It’s hard to believe in something you can’t exactly see, isn’t it? The popular saying “you have to see it to believe it” is burned into our psyches. For the non-Christian one of the greatest obstacles to trusting in Christ is that salvation comes by faith, not by sight. For the Christian, living in light of this reality is often just as hard. When life is going well it might be relatively easy to trust in God’s promises for you. You want for nothing. The sun is shining. Everything seems to be going your way. But what about when things aren’t going the way you hoped? What do you hope in then?
Mark Dever, in his book The Message of the New Testament, says “If you try to live by what is seen, you will crash and burn as a Christian. Rather, then we fix our eyes ‘on what is unseen. For what is seen is temporary, but what is unseen is eternal’”
He goes on to ask at the end of his chapter on 2 Corinthians, “Pick some trial you presently face: What would living by sight look like in response to that trial? What would living by faith look like? How will you do the one and not the other?”
This question has been with me since I read it this weekend. I’ve talked about wrestling through 2 Corinthians 4:17-18 before, but this question made me dig even deeper into what it means to walk through a trial by faith.
Walking by faith, and not by sight, is a constant, lifelong battle. We will always face trials as Christians. Sure, there will be seasons of great joy and plenty. But most often it is the trials that God uses to chisel us and make us more like him; and just because the outcome at the end of the trial is glorious, doesn’t mean the process of getting there is pleasant. So it’s a battle. We fight to have eyes of faith that cause us to catch a small glimpse of the promises of God being fulfilled in our circumstance.
Right after our miscarriage I had a lot of hope for what God would do in our lives in the midst of our loss. I was overcome with sorrow over losing our baby, but I think God was especially kind to give me sweet fellowship with him in that intense season of grief. What began as hopeful expectancy about getting pregnant again has now turned into wondering what God is trying to do in our lives through this. Each passing month brings the sting of loss and the sting of longing to the surface in greater degrees. The temptation to live by sight is ever present in these moments. For me, living by sight would mean believing that God really isn’t hearing our prayers. Living by sight looks like questioning God’s goodness in all of it. What I “see” is another negative pregnancy test.

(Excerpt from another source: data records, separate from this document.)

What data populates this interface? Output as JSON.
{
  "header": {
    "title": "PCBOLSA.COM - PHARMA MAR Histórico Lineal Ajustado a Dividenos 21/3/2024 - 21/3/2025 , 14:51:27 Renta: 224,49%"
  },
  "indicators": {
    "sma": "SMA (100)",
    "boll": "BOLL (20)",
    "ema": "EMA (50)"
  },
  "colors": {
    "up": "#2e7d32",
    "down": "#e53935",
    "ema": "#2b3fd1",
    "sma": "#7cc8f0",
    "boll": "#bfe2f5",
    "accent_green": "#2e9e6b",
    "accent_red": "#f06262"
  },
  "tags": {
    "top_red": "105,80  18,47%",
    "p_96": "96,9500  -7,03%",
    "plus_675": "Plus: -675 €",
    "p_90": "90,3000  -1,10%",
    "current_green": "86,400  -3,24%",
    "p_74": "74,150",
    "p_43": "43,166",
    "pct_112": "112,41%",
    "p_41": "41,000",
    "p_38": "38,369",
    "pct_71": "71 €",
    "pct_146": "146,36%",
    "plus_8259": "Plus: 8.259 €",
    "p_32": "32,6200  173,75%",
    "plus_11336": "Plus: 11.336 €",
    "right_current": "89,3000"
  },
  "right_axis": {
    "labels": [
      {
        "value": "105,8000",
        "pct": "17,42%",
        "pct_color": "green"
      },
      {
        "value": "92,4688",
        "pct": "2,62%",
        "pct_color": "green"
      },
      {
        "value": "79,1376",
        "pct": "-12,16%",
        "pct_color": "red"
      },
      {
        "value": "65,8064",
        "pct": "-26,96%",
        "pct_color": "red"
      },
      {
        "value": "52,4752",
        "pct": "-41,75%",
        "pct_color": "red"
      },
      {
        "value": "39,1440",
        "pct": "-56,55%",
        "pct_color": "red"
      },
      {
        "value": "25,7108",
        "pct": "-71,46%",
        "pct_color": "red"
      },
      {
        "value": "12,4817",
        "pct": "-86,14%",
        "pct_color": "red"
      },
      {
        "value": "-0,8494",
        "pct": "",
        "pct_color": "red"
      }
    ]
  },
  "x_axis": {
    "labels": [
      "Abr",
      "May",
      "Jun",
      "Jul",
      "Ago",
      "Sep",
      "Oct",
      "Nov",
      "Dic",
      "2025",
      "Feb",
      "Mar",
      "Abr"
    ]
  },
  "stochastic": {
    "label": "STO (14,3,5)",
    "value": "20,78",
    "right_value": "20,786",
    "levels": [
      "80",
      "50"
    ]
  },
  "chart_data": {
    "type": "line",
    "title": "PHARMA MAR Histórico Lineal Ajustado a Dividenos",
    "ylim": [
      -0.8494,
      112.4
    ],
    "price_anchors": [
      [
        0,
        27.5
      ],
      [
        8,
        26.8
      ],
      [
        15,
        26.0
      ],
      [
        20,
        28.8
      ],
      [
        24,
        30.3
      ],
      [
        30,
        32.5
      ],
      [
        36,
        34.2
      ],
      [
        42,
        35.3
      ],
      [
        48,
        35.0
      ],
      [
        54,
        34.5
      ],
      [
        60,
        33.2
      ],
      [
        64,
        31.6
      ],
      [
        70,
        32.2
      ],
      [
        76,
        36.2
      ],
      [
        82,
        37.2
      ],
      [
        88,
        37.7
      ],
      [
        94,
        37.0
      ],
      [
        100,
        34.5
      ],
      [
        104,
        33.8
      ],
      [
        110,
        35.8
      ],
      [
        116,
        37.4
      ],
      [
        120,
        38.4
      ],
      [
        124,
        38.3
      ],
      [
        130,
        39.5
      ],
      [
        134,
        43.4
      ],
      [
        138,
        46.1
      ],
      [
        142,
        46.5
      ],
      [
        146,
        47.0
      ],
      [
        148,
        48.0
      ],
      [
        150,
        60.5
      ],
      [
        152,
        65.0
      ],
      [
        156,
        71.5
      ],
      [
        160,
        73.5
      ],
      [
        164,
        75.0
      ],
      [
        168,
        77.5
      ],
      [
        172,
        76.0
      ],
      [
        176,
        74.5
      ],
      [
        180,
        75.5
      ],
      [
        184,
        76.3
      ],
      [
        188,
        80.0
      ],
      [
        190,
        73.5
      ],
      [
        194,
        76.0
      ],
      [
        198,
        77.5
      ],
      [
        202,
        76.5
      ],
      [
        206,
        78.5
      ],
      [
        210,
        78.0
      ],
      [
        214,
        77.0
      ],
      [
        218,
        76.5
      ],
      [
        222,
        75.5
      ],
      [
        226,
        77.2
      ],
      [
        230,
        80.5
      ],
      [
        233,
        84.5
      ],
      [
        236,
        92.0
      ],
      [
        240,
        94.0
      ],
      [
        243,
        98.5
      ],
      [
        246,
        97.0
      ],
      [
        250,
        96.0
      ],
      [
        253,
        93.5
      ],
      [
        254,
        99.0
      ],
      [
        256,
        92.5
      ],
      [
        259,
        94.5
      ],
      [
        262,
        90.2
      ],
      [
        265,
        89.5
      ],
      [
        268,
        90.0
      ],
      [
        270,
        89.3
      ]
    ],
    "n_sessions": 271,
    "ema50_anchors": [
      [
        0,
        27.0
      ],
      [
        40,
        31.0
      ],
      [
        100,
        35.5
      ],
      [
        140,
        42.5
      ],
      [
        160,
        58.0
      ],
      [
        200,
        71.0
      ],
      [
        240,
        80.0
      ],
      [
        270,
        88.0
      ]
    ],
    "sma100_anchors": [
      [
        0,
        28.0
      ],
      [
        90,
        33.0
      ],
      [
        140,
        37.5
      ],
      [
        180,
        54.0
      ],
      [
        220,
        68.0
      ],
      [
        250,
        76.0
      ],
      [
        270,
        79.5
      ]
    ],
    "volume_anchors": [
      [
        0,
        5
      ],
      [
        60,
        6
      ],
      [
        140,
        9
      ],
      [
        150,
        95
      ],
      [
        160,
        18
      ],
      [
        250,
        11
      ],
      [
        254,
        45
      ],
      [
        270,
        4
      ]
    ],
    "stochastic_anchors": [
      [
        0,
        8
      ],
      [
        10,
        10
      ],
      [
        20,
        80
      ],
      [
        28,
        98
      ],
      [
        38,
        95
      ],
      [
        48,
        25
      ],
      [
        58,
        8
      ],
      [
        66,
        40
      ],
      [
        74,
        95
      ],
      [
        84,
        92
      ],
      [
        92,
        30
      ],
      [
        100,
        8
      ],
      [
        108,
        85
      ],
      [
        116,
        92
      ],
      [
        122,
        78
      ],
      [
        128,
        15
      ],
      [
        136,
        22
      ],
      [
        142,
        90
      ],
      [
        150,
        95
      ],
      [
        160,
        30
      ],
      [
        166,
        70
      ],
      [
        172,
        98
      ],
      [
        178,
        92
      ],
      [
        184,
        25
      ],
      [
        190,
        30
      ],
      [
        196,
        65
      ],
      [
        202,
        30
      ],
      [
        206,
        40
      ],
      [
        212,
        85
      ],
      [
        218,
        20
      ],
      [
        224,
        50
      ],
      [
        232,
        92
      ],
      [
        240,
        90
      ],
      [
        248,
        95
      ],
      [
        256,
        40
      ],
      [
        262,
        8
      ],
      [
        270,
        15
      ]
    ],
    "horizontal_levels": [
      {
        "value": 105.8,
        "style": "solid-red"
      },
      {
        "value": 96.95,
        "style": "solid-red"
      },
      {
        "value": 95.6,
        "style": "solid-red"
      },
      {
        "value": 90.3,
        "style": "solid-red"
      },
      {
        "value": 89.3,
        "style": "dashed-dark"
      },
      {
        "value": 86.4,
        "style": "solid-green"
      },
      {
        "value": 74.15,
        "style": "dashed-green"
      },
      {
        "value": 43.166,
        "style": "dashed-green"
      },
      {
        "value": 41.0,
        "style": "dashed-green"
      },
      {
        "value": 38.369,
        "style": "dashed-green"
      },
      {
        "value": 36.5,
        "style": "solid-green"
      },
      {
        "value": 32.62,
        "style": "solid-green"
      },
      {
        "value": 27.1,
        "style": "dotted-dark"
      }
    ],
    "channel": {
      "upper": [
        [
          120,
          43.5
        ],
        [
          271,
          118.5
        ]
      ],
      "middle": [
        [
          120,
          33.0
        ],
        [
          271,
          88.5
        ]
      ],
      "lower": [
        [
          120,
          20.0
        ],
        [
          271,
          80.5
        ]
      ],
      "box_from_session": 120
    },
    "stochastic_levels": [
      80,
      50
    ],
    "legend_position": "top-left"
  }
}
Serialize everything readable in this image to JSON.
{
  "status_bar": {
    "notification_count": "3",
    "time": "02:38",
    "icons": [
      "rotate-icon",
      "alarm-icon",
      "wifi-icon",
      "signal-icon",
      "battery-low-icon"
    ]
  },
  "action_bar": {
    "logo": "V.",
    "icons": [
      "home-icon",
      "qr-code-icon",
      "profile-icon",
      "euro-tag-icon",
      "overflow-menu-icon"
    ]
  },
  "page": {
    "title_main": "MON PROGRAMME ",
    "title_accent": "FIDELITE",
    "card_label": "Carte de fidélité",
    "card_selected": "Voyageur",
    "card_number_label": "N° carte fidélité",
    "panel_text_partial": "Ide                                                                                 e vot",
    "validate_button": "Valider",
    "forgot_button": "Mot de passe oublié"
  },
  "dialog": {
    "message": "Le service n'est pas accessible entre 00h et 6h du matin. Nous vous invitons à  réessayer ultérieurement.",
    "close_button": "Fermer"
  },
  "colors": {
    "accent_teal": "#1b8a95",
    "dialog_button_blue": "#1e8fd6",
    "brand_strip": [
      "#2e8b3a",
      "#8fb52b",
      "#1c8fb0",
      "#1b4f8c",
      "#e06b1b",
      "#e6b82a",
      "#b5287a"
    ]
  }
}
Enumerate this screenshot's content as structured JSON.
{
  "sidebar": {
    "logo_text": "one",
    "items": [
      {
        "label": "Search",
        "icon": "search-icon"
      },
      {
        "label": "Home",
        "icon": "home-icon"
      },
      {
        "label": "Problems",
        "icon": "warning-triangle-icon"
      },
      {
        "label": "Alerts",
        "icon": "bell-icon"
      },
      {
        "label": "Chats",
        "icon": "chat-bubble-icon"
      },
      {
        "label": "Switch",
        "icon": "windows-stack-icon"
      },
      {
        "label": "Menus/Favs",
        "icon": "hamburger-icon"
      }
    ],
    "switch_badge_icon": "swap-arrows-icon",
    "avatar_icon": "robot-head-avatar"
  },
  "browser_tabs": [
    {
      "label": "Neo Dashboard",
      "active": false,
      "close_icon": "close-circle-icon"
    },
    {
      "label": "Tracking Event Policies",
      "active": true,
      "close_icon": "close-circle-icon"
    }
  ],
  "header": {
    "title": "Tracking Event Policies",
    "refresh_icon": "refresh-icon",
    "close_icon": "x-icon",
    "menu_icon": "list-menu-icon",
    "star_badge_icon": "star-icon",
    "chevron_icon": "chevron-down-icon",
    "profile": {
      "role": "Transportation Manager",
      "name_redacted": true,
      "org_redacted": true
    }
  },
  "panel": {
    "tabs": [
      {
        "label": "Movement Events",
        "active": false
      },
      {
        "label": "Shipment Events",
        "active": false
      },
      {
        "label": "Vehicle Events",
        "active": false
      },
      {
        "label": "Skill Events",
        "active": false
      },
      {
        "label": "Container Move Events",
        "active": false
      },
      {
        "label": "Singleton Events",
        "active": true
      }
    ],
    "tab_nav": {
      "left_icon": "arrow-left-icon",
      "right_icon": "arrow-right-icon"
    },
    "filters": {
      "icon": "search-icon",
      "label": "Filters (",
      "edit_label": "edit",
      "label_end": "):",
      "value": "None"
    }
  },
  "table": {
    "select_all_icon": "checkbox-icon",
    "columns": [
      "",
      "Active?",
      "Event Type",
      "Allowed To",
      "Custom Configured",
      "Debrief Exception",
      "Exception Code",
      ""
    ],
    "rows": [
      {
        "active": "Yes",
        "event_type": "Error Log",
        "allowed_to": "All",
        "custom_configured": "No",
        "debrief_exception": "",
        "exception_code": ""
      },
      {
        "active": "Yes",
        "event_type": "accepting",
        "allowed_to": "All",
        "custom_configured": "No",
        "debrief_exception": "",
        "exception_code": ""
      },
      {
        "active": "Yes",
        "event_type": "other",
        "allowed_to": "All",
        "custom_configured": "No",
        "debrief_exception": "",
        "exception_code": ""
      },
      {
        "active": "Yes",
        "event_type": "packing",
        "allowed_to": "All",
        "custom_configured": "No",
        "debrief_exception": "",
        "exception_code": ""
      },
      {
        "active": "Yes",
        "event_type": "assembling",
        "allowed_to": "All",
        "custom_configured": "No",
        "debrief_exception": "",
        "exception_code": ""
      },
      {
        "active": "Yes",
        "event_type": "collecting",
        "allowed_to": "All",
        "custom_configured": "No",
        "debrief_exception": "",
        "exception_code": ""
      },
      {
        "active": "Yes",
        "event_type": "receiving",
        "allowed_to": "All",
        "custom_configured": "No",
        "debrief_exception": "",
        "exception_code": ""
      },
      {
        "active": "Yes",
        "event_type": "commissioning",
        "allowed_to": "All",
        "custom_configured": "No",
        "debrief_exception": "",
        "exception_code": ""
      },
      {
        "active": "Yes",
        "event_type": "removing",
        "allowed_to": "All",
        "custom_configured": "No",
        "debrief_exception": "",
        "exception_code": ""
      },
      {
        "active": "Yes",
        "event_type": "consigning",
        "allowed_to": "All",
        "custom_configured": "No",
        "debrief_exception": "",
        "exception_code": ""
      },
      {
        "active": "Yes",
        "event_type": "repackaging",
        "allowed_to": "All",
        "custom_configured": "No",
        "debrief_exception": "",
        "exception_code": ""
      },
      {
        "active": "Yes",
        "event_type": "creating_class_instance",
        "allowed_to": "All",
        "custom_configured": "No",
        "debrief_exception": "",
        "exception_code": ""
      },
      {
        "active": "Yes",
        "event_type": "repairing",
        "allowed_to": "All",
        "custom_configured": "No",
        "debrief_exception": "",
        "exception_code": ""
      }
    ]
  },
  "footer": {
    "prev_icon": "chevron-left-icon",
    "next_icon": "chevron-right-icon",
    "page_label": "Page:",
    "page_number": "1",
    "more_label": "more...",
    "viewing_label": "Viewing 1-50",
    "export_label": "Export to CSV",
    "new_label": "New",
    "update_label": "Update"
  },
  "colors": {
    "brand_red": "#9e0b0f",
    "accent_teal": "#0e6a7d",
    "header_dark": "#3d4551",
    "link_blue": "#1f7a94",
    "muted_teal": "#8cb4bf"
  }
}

What I “see” is a feeling that this will never work out like I want it to. What I “see” is that God doesn’t seem to be answering my prayers.
Oh, but he is.
Every once in a while he provides a little glimpse into what he is doing in our fragile lives. In those moments, no matter how small, I’m given fuel to keep going in this race. But a lot of times I’m left wondering how long he will keep us in limbo. It’s in those moments where I wrestle with living by faith. All I can see is the “seen” of our infertility. I imagine that is how Abraham felt when he waited and waited and waited for God to give Sarah and him a child. So what does it look like to live by faith in trying circumstances? God is so kind to gives us an example of what living by faith looks like in his word:
“He did not weaken in faith when he considered his own body, which was as good as dead (since he was about a hundred years old), or when he considered the barrenness of Sarah’s womb. No distrust made him waver concerning the promise of God, but he grew strong in his faith as he gave glory to God, fully convinced that God was able to do what he had promised. That is why his faith was ‘counted to him as righteousness.’”—Romans 4:19-22
Faith is believing that God will do what he says. Does this mean that my infertility will go away, or that your trial will end for you? No, it does not. But it means something much more glorious.
Hebrews 12:2 says:
“Looking to Jesus, the founder and perfecter of our faith, who for the joy that was set before him endured the cross, despising the shame, and is seated at the right hand of the throne of God.”
This verse comes after the amazing faith chapter of Hebrews 11. Each of the believers mentioned in that passage were commended for their faith, but they also didn’t receive what was promised in their lifetimes (11:39-40). Many waited their entire lives for God’s promises to be fulfilled, and died with that unmet longing. For us, living by faith in this life looks like living by faith in Hebrews. We look to Jesus, who gave us eyes to have faith and will perfect it until the day that this faith becomes sight.
Living by faith does not mean that we will get all of our earthly longings fulfilled. But there will come a day where our faith will be made sight. We will “see” perfectly one day—and more importantly, we will see the Promised One, the One who authored our faith and gives us grace to trust him while we wait.